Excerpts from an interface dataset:

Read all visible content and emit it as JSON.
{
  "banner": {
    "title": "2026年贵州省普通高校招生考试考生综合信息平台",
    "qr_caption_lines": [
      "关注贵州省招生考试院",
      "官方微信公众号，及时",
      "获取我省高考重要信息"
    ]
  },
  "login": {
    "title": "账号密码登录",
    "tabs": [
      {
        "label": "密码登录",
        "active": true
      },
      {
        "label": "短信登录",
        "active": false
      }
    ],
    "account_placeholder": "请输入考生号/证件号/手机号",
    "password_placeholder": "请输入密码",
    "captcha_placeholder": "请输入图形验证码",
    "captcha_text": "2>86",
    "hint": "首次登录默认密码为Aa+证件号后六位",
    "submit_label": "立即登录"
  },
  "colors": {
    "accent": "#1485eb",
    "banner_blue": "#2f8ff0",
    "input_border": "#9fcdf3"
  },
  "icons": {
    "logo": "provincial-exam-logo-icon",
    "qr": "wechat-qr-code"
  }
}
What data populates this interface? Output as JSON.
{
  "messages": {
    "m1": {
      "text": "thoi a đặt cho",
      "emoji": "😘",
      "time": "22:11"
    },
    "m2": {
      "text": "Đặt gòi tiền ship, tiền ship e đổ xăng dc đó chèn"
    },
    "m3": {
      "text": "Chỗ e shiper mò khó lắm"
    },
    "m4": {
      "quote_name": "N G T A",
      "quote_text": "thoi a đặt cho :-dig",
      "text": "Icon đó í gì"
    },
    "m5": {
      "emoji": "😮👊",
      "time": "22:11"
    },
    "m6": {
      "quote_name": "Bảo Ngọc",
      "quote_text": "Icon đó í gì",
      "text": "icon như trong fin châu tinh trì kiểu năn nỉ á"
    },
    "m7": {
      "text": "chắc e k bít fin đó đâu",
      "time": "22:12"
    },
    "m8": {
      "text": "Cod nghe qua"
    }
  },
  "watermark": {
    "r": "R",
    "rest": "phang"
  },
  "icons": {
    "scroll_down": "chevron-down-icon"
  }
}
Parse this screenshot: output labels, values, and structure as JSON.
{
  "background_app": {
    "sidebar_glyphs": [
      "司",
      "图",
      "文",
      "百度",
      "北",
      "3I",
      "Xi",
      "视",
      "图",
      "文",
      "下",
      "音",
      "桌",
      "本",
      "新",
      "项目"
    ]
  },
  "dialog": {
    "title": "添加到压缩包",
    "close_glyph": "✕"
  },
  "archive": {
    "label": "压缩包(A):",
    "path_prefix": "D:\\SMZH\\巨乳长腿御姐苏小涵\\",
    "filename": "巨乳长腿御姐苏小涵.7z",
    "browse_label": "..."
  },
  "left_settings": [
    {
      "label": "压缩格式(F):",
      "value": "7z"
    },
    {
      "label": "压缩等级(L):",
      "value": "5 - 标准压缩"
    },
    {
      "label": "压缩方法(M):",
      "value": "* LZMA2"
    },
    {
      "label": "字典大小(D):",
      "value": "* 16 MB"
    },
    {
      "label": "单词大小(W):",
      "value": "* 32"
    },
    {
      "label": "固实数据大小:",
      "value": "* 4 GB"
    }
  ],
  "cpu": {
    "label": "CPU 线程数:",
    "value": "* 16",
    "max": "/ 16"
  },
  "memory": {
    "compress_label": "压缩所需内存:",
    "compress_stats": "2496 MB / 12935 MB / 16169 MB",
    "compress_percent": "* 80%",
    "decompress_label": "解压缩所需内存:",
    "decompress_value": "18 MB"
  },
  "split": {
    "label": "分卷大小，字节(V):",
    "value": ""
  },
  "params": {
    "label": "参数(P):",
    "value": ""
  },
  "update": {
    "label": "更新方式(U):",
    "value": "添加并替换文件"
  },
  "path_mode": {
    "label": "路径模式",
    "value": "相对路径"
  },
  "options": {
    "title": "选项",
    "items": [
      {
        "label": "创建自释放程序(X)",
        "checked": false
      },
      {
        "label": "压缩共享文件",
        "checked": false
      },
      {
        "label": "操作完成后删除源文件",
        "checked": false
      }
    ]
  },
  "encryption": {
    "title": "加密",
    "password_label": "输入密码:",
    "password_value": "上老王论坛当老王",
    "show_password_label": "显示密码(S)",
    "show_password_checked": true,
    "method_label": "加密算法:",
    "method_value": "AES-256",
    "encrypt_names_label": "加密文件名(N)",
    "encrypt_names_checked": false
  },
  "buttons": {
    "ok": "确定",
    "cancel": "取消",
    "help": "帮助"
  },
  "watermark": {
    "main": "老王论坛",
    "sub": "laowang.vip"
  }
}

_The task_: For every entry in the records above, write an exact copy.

_Answer box_:
Read all visible content and emit it as JSON.
{
  "banner": {
    "title": "2026年贵州省普通高校招生考试考生综合信息平台",
    "qr_caption_lines": [
      "关注贵州省招生考试院",
      "官方微信公众号，及时",
      "获取我省高考重要信息"
    ]
  },
  "login": {
    "title": "账号密码登录",
    "tabs": [
      {
        "label": "密码登录",
        "active": true
      },
      {
        "label": "短信登录",
        "active": false
      }
    ],
    "account_placeholder": "请输入考生号/证件号/手机号",
    "password_placeholder": "请输入密码",
    "captcha_placeholder": "请输入图形验证码",
    "captcha_text": "2>86",
    "hint": "首次登录默认密码为Aa+证件号后六位",
    "submit_label": "立即登录"
  },
  "colors": {
    "accent": "#1485eb",
    "banner_blue": "#2f8ff0",
    "input_border": "#9fcdf3"
  },
  "icons": {
    "logo": "provincial-exam-logo-icon",
    "qr": "wechat-qr-code"
  }
}
What data populates this interface? Output as JSON.
{
  "messages": {
    "m1": {
      "text": "thoi a đặt cho",
      "emoji": "😘",
      "time": "22:11"
    },
    "m2": {
      "text": "Đặt gòi tiền ship, tiền ship e đổ xăng dc đó chèn"
    },
    "m3": {
      "text": "Chỗ e shiper mò khó lắm"
    },
    "m4": {
      "quote_name": "N G T A",
      "quote_text": "thoi a đặt cho :-dig",
      "text": "Icon đó í gì"
    },
    "m5": {
      "emoji": "😮👊",
      "time": "22:11"
    },
    "m6": {
      "quote_name": "Bảo Ngọc",
      "quote_text": "Icon đó í gì",
      "text": "icon như trong fin châu tinh trì kiểu năn nỉ á"
    },
    "m7": {
      "text": "chắc e k bít fin đó đâu",
      "time": "22:12"
    },
    "m8": {
      "text": "Cod nghe qua"
    }
  },
  "watermark": {
    "r": "R",
    "rest": "phang"
  },
  "icons": {
    "scroll_down": "chevron-down-icon"
  }
}
Parse this screenshot: output labels, values, and structure as JSON.
{
  "background_app": {
    "sidebar_glyphs": [
      "司",
      "图",
      "文",
      "百度",
      "北",
      "3I",
      "Xi",
      "视",
      "图",
      "文",
      "下",
      "音",
      "桌",
      "本",
      "新",
      "项目"
    ]
  },
  "dialog": {
    "title": "添加到压缩包",
    "close_glyph": "✕"
  },
  "archive": {
    "label": "压缩包(A):",
    "path_prefix": "D:\\SMZH\\巨乳长腿御姐苏小涵\\",
    "filename": "巨乳长腿御姐苏小涵.7z",
    "browse_label": "..."
  },
  "left_settings": [
    {
      "label": "压缩格式(F):",
      "value": "7z"
    },
    {
      "label": "压缩等级(L):",
      "value": "5 - 标准压缩"
    },
    {
      "label": "压缩方法(M):",
      "value": "* LZMA2"
    },
    {
      "label": "字典大小(D):",
      "value": "* 16 MB"
    },
    {
      "label": "单词大小(W):",
      "value": "* 32"
    },
    {
      "label": "固实数据大小:",
      "value": "* 4 GB"
    }
  ],
  "cpu": {
    "label": "CPU 线程数:",
    "value": "* 16",
    "max": "/ 16"
  },
  "memory": {
    "compress_label": "压缩所需内存:",
    "compress_stats": "2496 MB / 12935 MB / 16169 MB",
    "compress_percent": "* 80%",
    "decompress_label": "解压缩所需内存:",
    "decompress_value": "18 MB"
  },
  "split": {
    "label": "分卷大小，字节(V):",
    "value": ""
  },
  "params": {
    "label": "参数(P):",
    "value": ""
  },
  "update": {
    "label": "更新方式(U):",
    "value": "添加并替换文件"
  },
  "path_mode": {
    "label": "路径模式",
    "value": "相对路径"
  },
  "options": {
    "title": "选项",
    "items": [
      {
        "label": "创建自释放程序(X)",
        "checked": false
      },
      {
        "label": "压缩共享文件",
        "checked": false
      },
      {
        "label": "操作完成后删除源文件",
        "checked": false
      }
    ]
  },
  "encryption": {
    "title": "加密",
    "password_label": "输入密码:",
    "password_value": "上老王论坛当老王",
    "show_password_label": "显示密码(S)",
    "show_password_checked": true,
    "method_label": "加密算法:",
    "method_value": "AES-256",
    "encrypt_names_label": "加密文件名(N)",
    "encrypt_names_checked": false
  },
  "buttons": {
    "ok": "确定",
    "cancel": "取消",
    "help": "帮助"
  },
  "watermark": {
    "main": "老王论坛",
    "sub": "laowang.vip"
  }
}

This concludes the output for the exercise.